Exercise goal
Find the word "with" in the listing. Copy out each line where it occurs.

Exercise materials

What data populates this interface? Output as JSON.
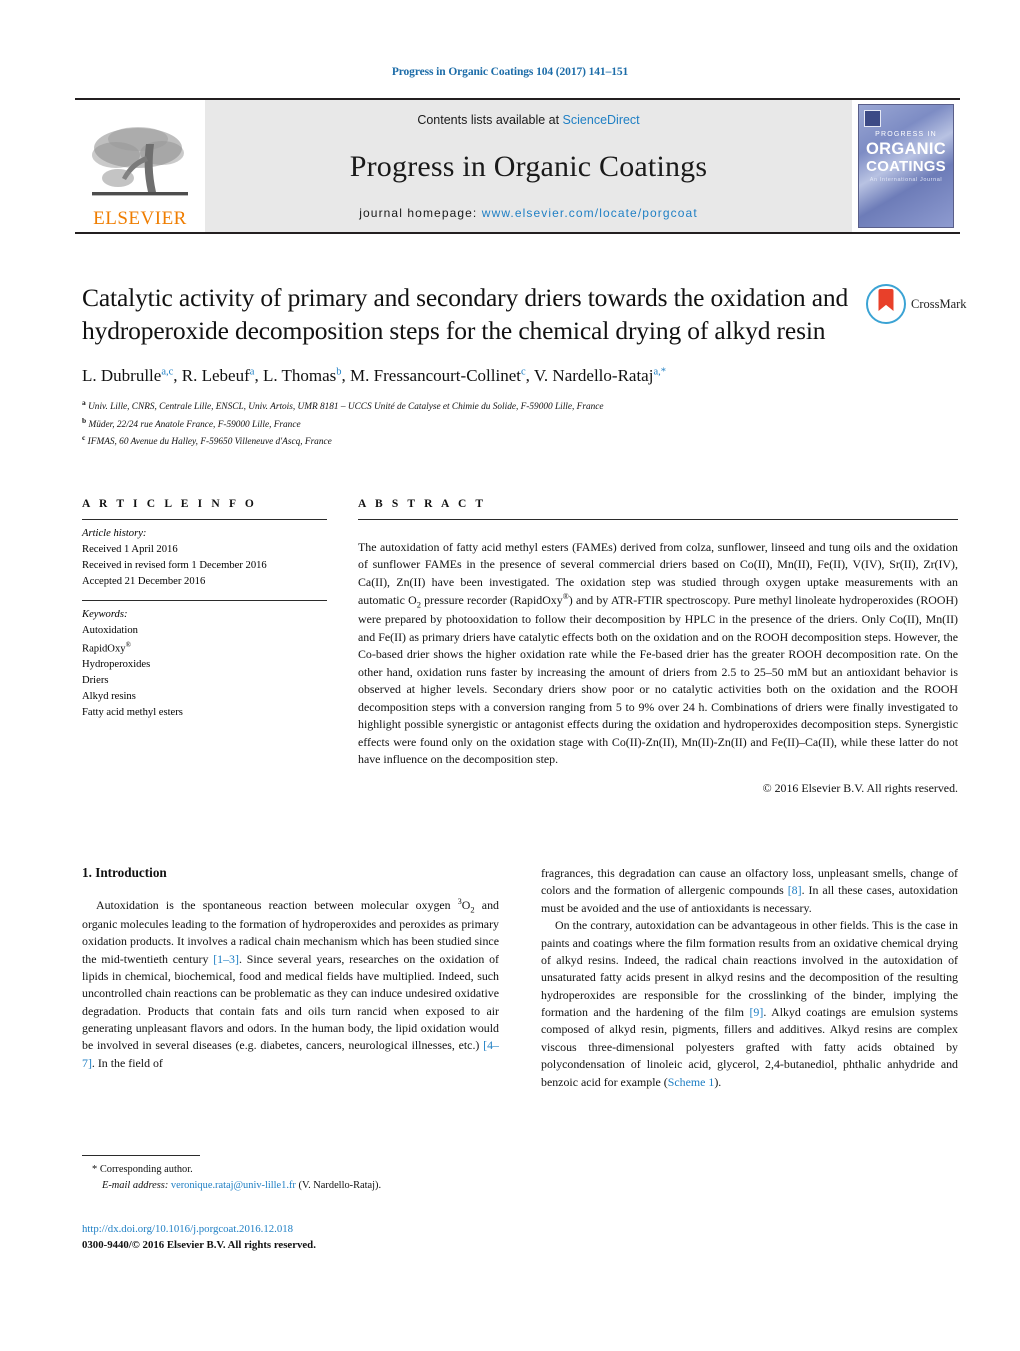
{
  "running_head": "Progress in Organic Coatings 104 (2017) 141–151",
  "masthead": {
    "publisher_name": "ELSEVIER",
    "contents_prefix": "Contents lists available at ",
    "contents_link": "ScienceDirect",
    "journal_title": "Progress in Organic Coatings",
    "homepage_prefix": "journal homepage: ",
    "homepage_url": "www.elsevier.com/locate/porgcoat",
    "cover": {
      "line1": "PROGRESS IN",
      "line2": "ORGANIC",
      "line3": "COATINGS",
      "line4": "An International Journal"
    }
  },
  "article": {
    "title": "Catalytic activity of primary and secondary driers towards the oxidation and hydroperoxide decomposition steps for the chemical drying of alkyd resin",
    "crossmark_label": "CrossMark",
    "authors": [
      {
        "name": "L. Dubrulle",
        "marks": "a,c"
      },
      {
        "name": "R. Lebeuf",
        "marks": "a"
      },
      {
        "name": "L. Thomas",
        "marks": "b"
      },
      {
        "name": "M. Fressancourt-Collinet",
        "marks": "c"
      },
      {
        "name": "V. Nardello-Rataj",
        "marks": "a,*"
      }
    ],
    "affiliations": [
      {
        "mark": "a",
        "text": "Univ. Lille, CNRS, Centrale Lille, ENSCL, Univ. Artois, UMR 8181 – UCCS Unité de Catalyse et Chimie du Solide, F-59000 Lille, France"
      },
      {
        "mark": "b",
        "text": "Müder, 22/24 rue Anatole France, F-59000 Lille, France"
      },
      {
        "mark": "c",
        "text": "IFMAS, 60 Avenue du Halley, F-59650 Villeneuve d'Ascq, France"
      }
    ]
  },
  "article_info": {
    "heading": "A R T I C L E   I N F O",
    "history_label": "Article history:",
    "history": [
      "Received 1 April 2016",
      "Received in revised form 1 December 2016",
      "Accepted 21 December 2016"
    ],
    "keywords_label": "Keywords:",
    "keywords": [
      "Autoxidation",
      "RapidOxy",
      "Hydroperoxides",
      "Driers",
      "Alkyd resins",
      "Fatty acid methyl esters"
    ],
    "rapidoxy_mark": "®"
  },
  "abstract": {
    "heading": "A B S T R A C T",
    "part1": "The autoxidation of fatty acid methyl esters (FAMEs) derived from colza, sunflower, linseed and tung oils and the oxidation of sunflower FAMEs in the presence of several commercial driers based on Co(II), Mn(II), Fe(II), V(IV), Sr(II), Zr(IV), Ca(II), Zn(II) have been investigated. The oxidation step was studied through oxygen uptake measurements with an automatic O",
    "sub_o2": "2",
    "part2": " pressure recorder (RapidOxy",
    "sup_reg": "®",
    "part3": ") and by ATR-FTIR spectroscopy. Pure methyl linoleate hydroperoxides (ROOH) were prepared by photooxidation to follow their decomposition by HPLC in the presence of the driers. Only Co(II), Mn(II) and Fe(II) as primary driers have catalytic effects both on the oxidation and on the ROOH decomposition steps. However, the Co-based drier shows the higher oxidation rate while the Fe-based drier has the greater ROOH decomposition rate. On the other hand, oxidation runs faster by increasing the amount of driers from 2.5 to 25–50 mM but an antioxidant behavior is observed at higher levels. Secondary driers show poor or no catalytic activities both on the oxidation and the ROOH decomposition steps with a conversion ranging from 5 to 9% over 24 h. Combinations of driers were finally investigated to highlight possible synergistic or antagonist effects during the oxidation and hydroperoxides decomposition steps. Synergistic effects were found only on the oxidation stage with Co(II)-Zn(II), Mn(II)-Zn(II) and Fe(II)–Ca(II), while these latter do not have influence on the decomposition step.",
    "copyright": "© 2016 Elsevier B.V. All rights reserved."
  },
  "introduction": {
    "heading": "1.  Introduction",
    "left_p1_a": "Autoxidation is the spontaneous reaction between molecular oxygen ",
    "left_p1_sup": "3",
    "left_p1_b": "O",
    "left_p1_sub": "2",
    "left_p1_c": " and organic molecules leading to the formation of hydroperoxides and peroxides as primary oxidation products. It involves a radical chain mechanism which has been studied since the mid-twentieth century ",
    "left_ref_1": "[1–3]",
    "left_p1_d": ". Since several years, researches on the oxidation of lipids in chemical, biochemical, food and medical fields have multiplied. Indeed, such uncontrolled chain reactions can be problematic as they can induce undesired oxidative degradation. Products that contain fats and oils turn rancid when exposed to air generating unpleasant flavors and odors. In the human body, the lipid oxidation would be involved in several diseases (e.g. diabetes, cancers, neurological illnesses, etc.) ",
    "left_ref_2": "[4–7]",
    "left_p1_e": ". In the field of",
    "right_p1_a": "fragrances, this degradation can cause an olfactory loss, unpleasant smells, change of colors and the formation of allergenic compounds ",
    "right_ref_1": "[8]",
    "right_p1_b": ". In all these cases, autoxidation must be avoided and the use of antioxidants is necessary.",
    "right_p2_a": "On the contrary, autoxidation can be advantageous in other fields. This is the case in paints and coatings where the film formation results from an oxidative chemical drying of alkyd resins. Indeed, the radical chain reactions involved in the autoxidation of unsaturated fatty acids present in alkyd resins and the decomposition of the resulting hydroperoxides are responsible for the crosslinking of the binder, implying the formation and the hardening of the film ",
    "right_ref_2": "[9]",
    "right_p2_b": ". Alkyd coatings are emulsion systems composed of alkyd resin, pigments, fillers and additives. Alkyd resins are complex viscous three-dimensional polyesters grafted with fatty acids obtained by polycondensation of linoleic acid, glycerol, 2,4-butanediol, phthalic anhydride and benzoic acid for example (",
    "right_scheme_link": "Scheme 1",
    "right_p2_c": ")."
  },
  "footer": {
    "corresponding_star": "*",
    "corresponding_label": "Corresponding author.",
    "email_label": "E-mail address:",
    "email": "veronique.rataj@univ-lille1.fr",
    "email_owner": "(V. Nardello-Rataj).",
    "doi_url": "http://dx.doi.org/10.1016/j.porgcoat.2016.12.018",
    "issn_line": "0300-9440/© 2016 Elsevier B.V. All rights reserved."
  },
  "colors": {
    "link_blue": "#1f7fc4",
    "elsevier_orange": "#ef7d00",
    "band_gray": "#e8e8e8",
    "crossmark_blue": "#3ba3d4",
    "crossmark_red": "#e8402a"
  }
}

Written reply
    "part1": "The autoxidation of fatty acid methyl esters (FAMEs) derived from colza, sunflower, linseed and tung oils and the oxidation of sunflower FAMEs in the presence of several commercial driers based on Co(II), Mn(II), Fe(II), V(IV), Sr(II), Zr(IV), Ca(II), Zn(II) have been investigated. The oxidation step was studied through oxygen uptake measurements with an automatic O",
    "part3": ") and by ATR-FTIR spectroscopy. Pure methyl linoleate hydroperoxides (ROOH) were prepared by photooxidation to follow their decomposition by HPLC in the presence of the driers. Only Co(II), Mn(II) and Fe(II) as primary driers have catalytic effects both on the oxidation and on the ROOH decomposition steps. However, the Co-based drier shows the higher oxidation rate while the Fe-based drier has the greater ROOH decomposition rate. On the other hand, oxidation runs faster by increasing the amount of driers from 2.5 to 25–50 mM but an antioxidant behavior is observed at higher levels. Secondary driers show poor or no catalytic activities both on the oxidation and the ROOH decomposition steps with a conversion ranging from 5 to 9% over 24 h. Combinations of driers were finally investigated to highlight possible synergistic or antagonist effects during the oxidation and hydroperoxides decomposition steps. Synergistic effects were found only on the oxidation stage with Co(II)-Zn(II), Mn(II)-Zn(II) and Fe(II)–Ca(II), while these latter do not have influence on the decomposition step.",
    "right_p2_b": ". Alkyd coatings are emulsion systems composed of alkyd resin, pigments, fillers and additives. Alkyd resins are complex viscous three-dimensional polyesters grafted with fatty acids obtained by polycondensation of linoleic acid, glycerol, 2,4-butanediol, phthalic anhydride and benzoic acid for example (",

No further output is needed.